Work task — Write every entry out again exactly, please, and skip the pictures.

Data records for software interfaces
::::

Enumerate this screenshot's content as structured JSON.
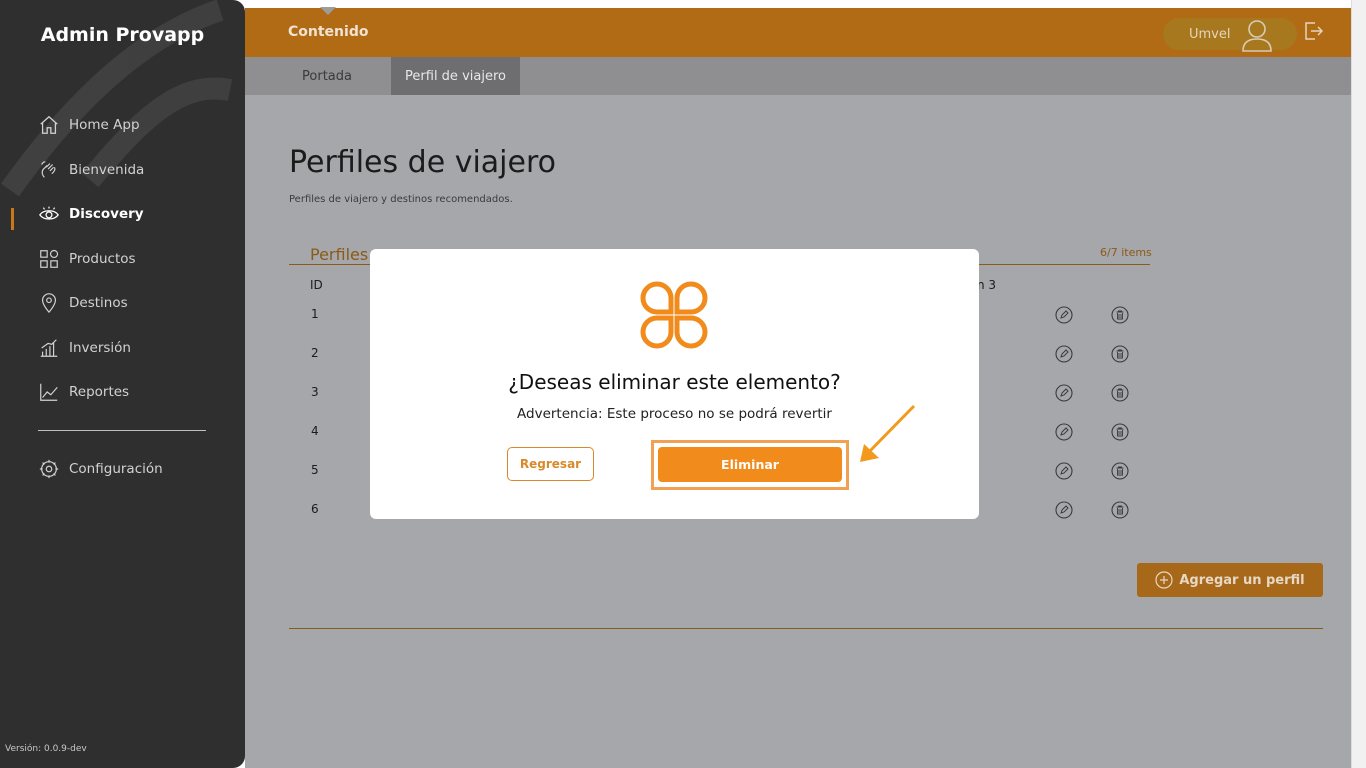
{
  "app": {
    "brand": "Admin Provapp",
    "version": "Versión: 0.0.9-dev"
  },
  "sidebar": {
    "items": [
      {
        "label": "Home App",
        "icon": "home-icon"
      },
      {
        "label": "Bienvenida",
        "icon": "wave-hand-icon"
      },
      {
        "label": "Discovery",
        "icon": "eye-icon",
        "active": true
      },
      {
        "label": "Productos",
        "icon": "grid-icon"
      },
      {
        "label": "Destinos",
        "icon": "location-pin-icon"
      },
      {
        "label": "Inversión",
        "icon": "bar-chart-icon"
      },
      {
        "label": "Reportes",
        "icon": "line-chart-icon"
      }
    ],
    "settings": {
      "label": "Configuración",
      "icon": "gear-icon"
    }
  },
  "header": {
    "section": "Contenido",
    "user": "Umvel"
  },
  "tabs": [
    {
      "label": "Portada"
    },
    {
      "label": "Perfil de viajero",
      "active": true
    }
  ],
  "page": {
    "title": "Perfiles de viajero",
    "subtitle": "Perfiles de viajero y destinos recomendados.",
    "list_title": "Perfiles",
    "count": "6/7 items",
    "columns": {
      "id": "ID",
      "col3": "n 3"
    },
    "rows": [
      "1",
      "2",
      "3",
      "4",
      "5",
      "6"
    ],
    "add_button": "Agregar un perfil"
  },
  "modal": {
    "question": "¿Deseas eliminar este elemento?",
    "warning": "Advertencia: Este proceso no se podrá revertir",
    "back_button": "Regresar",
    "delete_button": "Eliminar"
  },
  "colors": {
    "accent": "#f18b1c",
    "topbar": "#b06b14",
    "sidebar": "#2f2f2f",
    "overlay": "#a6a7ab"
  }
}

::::

Answer section —
Enumerate this screenshot's content as structured JSON.
{
  "app": {
    "brand": "Admin Provapp",
    "version": "Versión: 0.0.9-dev"
  },
  "sidebar": {
    "items": [
      {
        "label": "Home App",
        "icon": "home-icon"
      },
      {
        "label": "Bienvenida",
        "icon": "wave-hand-icon"
      },
      {
        "label": "Discovery",
        "icon": "eye-icon",
        "active": true
      },
      {
        "label": "Productos",
        "icon": "grid-icon"
      },
      {
        "label": "Destinos",
        "icon": "location-pin-icon"
      },
      {
        "label": "Inversión",
        "icon": "bar-chart-icon"
      },
      {
        "label": "Reportes",
        "icon": "line-chart-icon"
      }
    ],
    "settings": {
      "label": "Configuración",
      "icon": "gear-icon"
    }
  },
  "header": {
    "section": "Contenido",
    "user": "Umvel"
  },
  "tabs": [
    {
      "label": "Portada"
    },
    {
      "label": "Perfil de viajero",
      "active": true
    }
  ],
  "page": {
    "title": "Perfiles de viajero",
    "subtitle": "Perfiles de viajero y destinos recomendados.",
    "list_title": "Perfiles",
    "count": "6/7 items",
    "columns": {
      "id": "ID",
      "col3": "n 3"
    },
    "rows": [
      "1",
      "2",
      "3",
      "4",
      "5",
      "6"
    ],
    "add_button": "Agregar un perfil"
  },
  "modal": {
    "question": "¿Deseas eliminar este elemento?",
    "warning": "Advertencia: Este proceso no se podrá revertir",
    "back_button": "Regresar",
    "delete_button": "Eliminar"
  },
  "colors": {
    "accent": "#f18b1c",
    "topbar": "#b06b14",
    "sidebar": "#2f2f2f",
    "overlay": "#a6a7ab"
  }
}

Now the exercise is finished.